What you return should be every record, retyped without a single change.

## RECORDS
********************

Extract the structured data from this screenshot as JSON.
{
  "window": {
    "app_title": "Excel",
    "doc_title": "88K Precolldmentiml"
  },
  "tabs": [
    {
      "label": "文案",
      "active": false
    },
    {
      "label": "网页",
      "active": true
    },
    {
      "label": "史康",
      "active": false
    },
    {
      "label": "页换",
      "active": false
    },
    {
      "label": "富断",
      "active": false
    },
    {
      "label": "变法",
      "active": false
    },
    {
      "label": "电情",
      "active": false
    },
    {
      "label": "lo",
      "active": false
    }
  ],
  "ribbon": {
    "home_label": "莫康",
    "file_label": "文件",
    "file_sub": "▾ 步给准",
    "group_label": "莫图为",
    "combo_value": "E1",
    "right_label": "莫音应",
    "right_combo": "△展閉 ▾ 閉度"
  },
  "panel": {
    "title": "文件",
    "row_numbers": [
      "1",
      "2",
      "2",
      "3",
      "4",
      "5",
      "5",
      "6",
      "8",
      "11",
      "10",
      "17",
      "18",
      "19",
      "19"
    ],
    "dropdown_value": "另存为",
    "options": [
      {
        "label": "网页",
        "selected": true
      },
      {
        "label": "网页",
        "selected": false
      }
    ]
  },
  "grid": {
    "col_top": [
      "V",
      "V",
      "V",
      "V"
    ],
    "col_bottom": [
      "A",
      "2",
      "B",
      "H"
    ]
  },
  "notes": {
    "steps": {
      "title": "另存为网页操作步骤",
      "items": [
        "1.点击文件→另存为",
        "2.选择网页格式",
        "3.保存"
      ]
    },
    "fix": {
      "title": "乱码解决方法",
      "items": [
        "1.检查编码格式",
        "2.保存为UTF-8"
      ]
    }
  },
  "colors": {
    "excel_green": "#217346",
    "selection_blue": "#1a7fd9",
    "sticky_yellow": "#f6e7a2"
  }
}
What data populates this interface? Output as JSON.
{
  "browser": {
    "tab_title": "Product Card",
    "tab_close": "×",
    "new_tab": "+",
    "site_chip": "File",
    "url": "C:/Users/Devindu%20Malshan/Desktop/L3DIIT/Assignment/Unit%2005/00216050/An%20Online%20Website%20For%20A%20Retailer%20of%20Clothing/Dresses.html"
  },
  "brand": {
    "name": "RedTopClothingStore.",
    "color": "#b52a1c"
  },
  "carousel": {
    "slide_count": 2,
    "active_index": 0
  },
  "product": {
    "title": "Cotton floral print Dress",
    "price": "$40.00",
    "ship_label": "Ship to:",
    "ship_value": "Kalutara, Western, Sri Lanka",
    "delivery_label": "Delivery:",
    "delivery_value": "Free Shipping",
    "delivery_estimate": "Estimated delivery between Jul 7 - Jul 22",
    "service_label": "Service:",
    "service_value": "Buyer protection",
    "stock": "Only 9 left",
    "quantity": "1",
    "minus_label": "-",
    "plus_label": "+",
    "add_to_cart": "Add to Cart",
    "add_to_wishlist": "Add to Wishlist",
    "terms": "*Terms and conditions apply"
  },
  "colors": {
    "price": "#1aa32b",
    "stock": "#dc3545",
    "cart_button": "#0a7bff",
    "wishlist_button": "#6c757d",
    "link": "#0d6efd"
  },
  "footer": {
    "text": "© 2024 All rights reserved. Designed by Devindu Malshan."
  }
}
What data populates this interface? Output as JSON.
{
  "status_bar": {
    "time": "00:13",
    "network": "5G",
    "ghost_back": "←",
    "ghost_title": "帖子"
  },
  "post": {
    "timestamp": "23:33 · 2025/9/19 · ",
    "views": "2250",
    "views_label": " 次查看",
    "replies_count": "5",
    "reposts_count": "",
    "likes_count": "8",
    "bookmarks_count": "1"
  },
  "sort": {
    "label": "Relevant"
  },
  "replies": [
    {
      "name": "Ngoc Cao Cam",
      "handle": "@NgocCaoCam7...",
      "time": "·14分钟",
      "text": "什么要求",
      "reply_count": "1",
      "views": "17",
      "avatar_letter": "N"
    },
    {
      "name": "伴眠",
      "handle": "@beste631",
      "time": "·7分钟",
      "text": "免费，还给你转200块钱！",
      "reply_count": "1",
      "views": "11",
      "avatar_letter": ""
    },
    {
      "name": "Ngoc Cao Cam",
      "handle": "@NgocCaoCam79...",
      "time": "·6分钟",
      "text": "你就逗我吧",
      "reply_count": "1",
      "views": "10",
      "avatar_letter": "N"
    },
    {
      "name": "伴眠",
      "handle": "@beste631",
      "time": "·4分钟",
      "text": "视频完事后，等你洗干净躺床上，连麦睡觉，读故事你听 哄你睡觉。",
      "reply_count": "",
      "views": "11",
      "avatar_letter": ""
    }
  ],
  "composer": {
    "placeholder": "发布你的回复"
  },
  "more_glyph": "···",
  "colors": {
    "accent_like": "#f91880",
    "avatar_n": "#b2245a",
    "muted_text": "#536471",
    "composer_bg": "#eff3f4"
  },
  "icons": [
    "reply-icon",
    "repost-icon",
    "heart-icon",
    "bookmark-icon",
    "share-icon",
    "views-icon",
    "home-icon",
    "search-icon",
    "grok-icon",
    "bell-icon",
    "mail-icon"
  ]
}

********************

## TASK RESULT
Extract the structured data from this screenshot as JSON.
{
  "window": {
    "app_title": "Excel",
    "doc_title": "88K Precolldmentiml"
  },
  "tabs": [
    {
      "label": "文案",
      "active": false
    },
    {
      "label": "网页",
      "active": true
    },
    {
      "label": "史康",
      "active": false
    },
    {
      "label": "页换",
      "active": false
    },
    {
      "label": "富断",
      "active": false
    },
    {
      "label": "变法",
      "active": false
    },
    {
      "label": "电情",
      "active": false
    },
    {
      "label": "lo",
      "active": false
    }
  ],
  "ribbon": {
    "home_label": "莫康",
    "file_label": "文件",
    "file_sub": "▾ 步给准",
    "group_label": "莫图为",
    "combo_value": "E1",
    "right_label": "莫音应",
    "right_combo": "△展閉 ▾ 閉度"
  },
  "panel": {
    "title": "文件",
    "row_numbers": [
      "1",
      "2",
      "2",
      "3",
      "4",
      "5",
      "5",
      "6",
      "8",
      "11",
      "10",
      "17",
      "18",
      "19",
      "19"
    ],
    "dropdown_value": "另存为",
    "options": [
      {
        "label": "网页",
        "selected": true
      },
      {
        "label": "网页",
        "selected": false
      }
    ]
  },
  "grid": {
    "col_top": [
      "V",
      "V",
      "V",
      "V"
    ],
    "col_bottom": [
      "A",
      "2",
      "B",
      "H"
    ]
  },
  "notes": {
    "steps": {
      "title": "另存为网页操作步骤",
      "items": [
        "1.点击文件→另存为",
        "2.选择网页格式",
        "3.保存"
      ]
    },
    "fix": {
      "title": "乱码解决方法",
      "items": [
        "1.检查编码格式",
        "2.保存为UTF-8"
      ]
    }
  },
  "colors": {
    "excel_green": "#217346",
    "selection_blue": "#1a7fd9",
    "sticky_yellow": "#f6e7a2"
  }
}
What data populates this interface? Output as JSON.
{
  "browser": {
    "tab_title": "Product Card",
    "tab_close": "×",
    "new_tab": "+",
    "site_chip": "File",
    "url": "C:/Users/Devindu%20Malshan/Desktop/L3DIIT/Assignment/Unit%2005/00216050/An%20Online%20Website%20For%20A%20Retailer%20of%20Clothing/Dresses.html"
  },
  "brand": {
    "name": "RedTopClothingStore.",
    "color": "#b52a1c"
  },
  "carousel": {
    "slide_count": 2,
    "active_index": 0
  },
  "product": {
    "title": "Cotton floral print Dress",
    "price": "$40.00",
    "ship_label": "Ship to:",
    "ship_value": "Kalutara, Western, Sri Lanka",
    "delivery_label": "Delivery:",
    "delivery_value": "Free Shipping",
    "delivery_estimate": "Estimated delivery between Jul 7 - Jul 22",
    "service_label": "Service:",
    "service_value": "Buyer protection",
    "stock": "Only 9 left",
    "quantity": "1",
    "minus_label": "-",
    "plus_label": "+",
    "add_to_cart": "Add to Cart",
    "add_to_wishlist": "Add to Wishlist",
    "terms": "*Terms and conditions apply"
  },
  "colors": {
    "price": "#1aa32b",
    "stock": "#dc3545",
    "cart_button": "#0a7bff",
    "wishlist_button": "#6c757d",
    "link": "#0d6efd"
  },
  "footer": {
    "text": "© 2024 All rights reserved. Designed by Devindu Malshan."
  }
}
What data populates this interface? Output as JSON.
{
  "status_bar": {
    "time": "00:13",
    "network": "5G",
    "ghost_back": "←",
    "ghost_title": "帖子"
  },
  "post": {
    "timestamp": "23:33 · 2025/9/19 · ",
    "views": "2250",
    "views_label": " 次查看",
    "replies_count": "5",
    "reposts_count": "",
    "likes_count": "8",
    "bookmarks_count": "1"
  },
  "sort": {
    "label": "Relevant"
  },
  "replies": [
    {
      "name": "Ngoc Cao Cam",
      "handle": "@NgocCaoCam7...",
      "time": "·14分钟",
      "text": "什么要求",
      "reply_count": "1",
      "views": "17",
      "avatar_letter": "N"
    },
    {
      "name": "伴眠",
      "handle": "@beste631",
      "time": "·7分钟",
      "text": "免费，还给你转200块钱！",
      "reply_count": "1",
      "views": "11",
      "avatar_letter": ""
    },
    {
      "name": "Ngoc Cao Cam",
      "handle": "@NgocCaoCam79...",
      "time": "·6分钟",
      "text": "你就逗我吧",
      "reply_count": "1",
      "views": "10",
      "avatar_letter": "N"
    },
    {
      "name": "伴眠",
      "handle": "@beste631",
      "time": "·4分钟",
      "text": "视频完事后，等你洗干净躺床上，连麦睡觉，读故事你听 哄你睡觉。",
      "reply_count": "",
      "views": "11",
      "avatar_letter": ""
    }
  ],
  "composer": {
    "placeholder": "发布你的回复"
  },
  "more_glyph": "···",
  "colors": {
    "accent_like": "#f91880",
    "avatar_n": "#b2245a",
    "muted_text": "#536471",
    "composer_bg": "#eff3f4"
  },
  "icons": [
    "reply-icon",
    "repost-icon",
    "heart-icon",
    "bookmark-icon",
    "share-icon",
    "views-icon",
    "home-icon",
    "search-icon",
    "grok-icon",
    "bell-icon",
    "mail-icon"
  ]
}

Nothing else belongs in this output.